Filed Under:

A Relic From The Roots Of Electronic Music

Play associated audio

"Forget everything you've ever known about synthesizers. This machine has no piano keyboard or anything like that. It looks like the sort of thing that a mad inventor would make in his shed."

That's how Tim Boon, chief curator of the Science Museum in London, describes a curious contraption that recently made its way into the museum's collection: the Oramics machine. Primarily made of old shelving equipment, it's about the height of a large table, with wires sprouting from every crevice and strips of paint-streaked cinema film running along the top. According to Boon, it's an ancestor of the modern synthesizer.

Daphne Oram, who died in 2003, was the machine's namesake and inventor. Boon says Oram got the idea in the late 1950s, when she was working at the BBC Radiophonic Workshop — the sound-effects wing of the British broadcaster.
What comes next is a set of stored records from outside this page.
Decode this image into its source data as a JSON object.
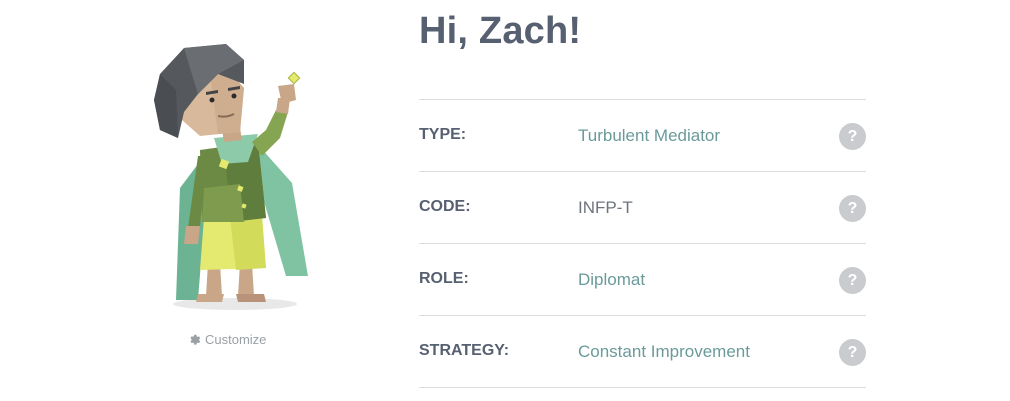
{
  "profile": {
    "greeting": "Hi, Zach!",
    "customize_label": "Customize"
  },
  "traits": [
    {
      "label": "TYPE:",
      "value": "Turbulent Mediator",
      "value_style": "link"
    },
    {
      "label": "CODE:",
      "value": "INFP-T",
      "value_style": "plain"
    },
    {
      "label": "ROLE:",
      "value": "Diplomat",
      "value_style": "link"
    },
    {
      "label": "STRATEGY:",
      "value": "Constant Improvement",
      "value_style": "link"
    }
  ],
  "help_glyph": "?",
  "icons": {
    "customize": "gear-icon",
    "help": "question-icon",
    "avatar": "diplomat-avatar-illustration"
  },
  "colors": {
    "heading": "#576071",
    "link_value": "#6b9a9b",
    "plain_value": "#6e737b",
    "help_circle": "#c9cbcf",
    "divider": "#dddddd",
    "muted": "#9aa0a6"
  }
}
"For a whole decade, they had been making electronic music by recording natural sounds and splicing them together using reel-to-reel tape machines," Boon says. "It was a very difficult way of making music. That's why she set about trying to make a machine which was specifically designed to make electronic sounds."

Those film strips running through the machine determined the kind of music it would make: An operator would literally paint a design onto the film, whose patterns of light and dark could be read and interpreted as sounds. Researchers released an Oramics iPhone app earlier this year, which allows users to replicate the experience by "painting" with their fingers.

Boon says that, sadly, the app is as close as we'll get to the real thing today. The museum decided early on that, because Oram's machine is unique and irreplaceable, to try to run it would be to compromise its historic value.

"It's probably 20, 25 years since Daphne last ran it. If we were to get it running, we would have to replace a lot of the components," Boon says. "It's a bit like that thing people say: 'Here's an old hammer — it's had two heads and three handles.' In what sense is that the same hammer?"

For more on the Oramics machine, including how it was lost for years before surfacing in 2009, watch the short film below.

Copyright 2011 National Public Radio. To see more, visit http://www.npr.org/.

NPR

Cult Survivor Documents 2 Decades Inside 'Holy Hell'

Will Allen directed the documentary Holy Hell, which depicts his experience as a videographer and member of The Buddhafield cult. Allen used his own footage, as well as his interviews with other former members, to make this documentary.
NPR

Evaporated Cane Juice? Puh-leeze. Just Call It Sugar, FDA Says

Companies cultivating a healthful image often list "evaporated cane juice" in their products' ingredients. But the FDA says it's really just sugar, and that's what food labels should call it.
WAMU 88.5

The Politics Hour - May 27, 2016

Congress votes to override DC's 2013 ballot initiative on budget autonomy. Virginia governor faces a federal investigation over international finance and lobbying rules. And DC, Maryland and Virginia move to create a Metro safety oversight panel.

NPR

After Departure Of Uber, Lyft In Austin, New Companies Enter The Void

Earlier this month, voters in Austin, Texas, rejected an effort to overturn the city's rules for ride-hailing companies. Uber and Lyft tried to prevent fingerprinting of their drivers, and now both have left town. A few other ride-share companies have popped up to help fill the void. NPR explores how people are getting around town without Uber and Lyft.

Leave a Comment

Help keep the conversation civil. Please refer to our Terms of Use and Code of Conduct before posting your comments.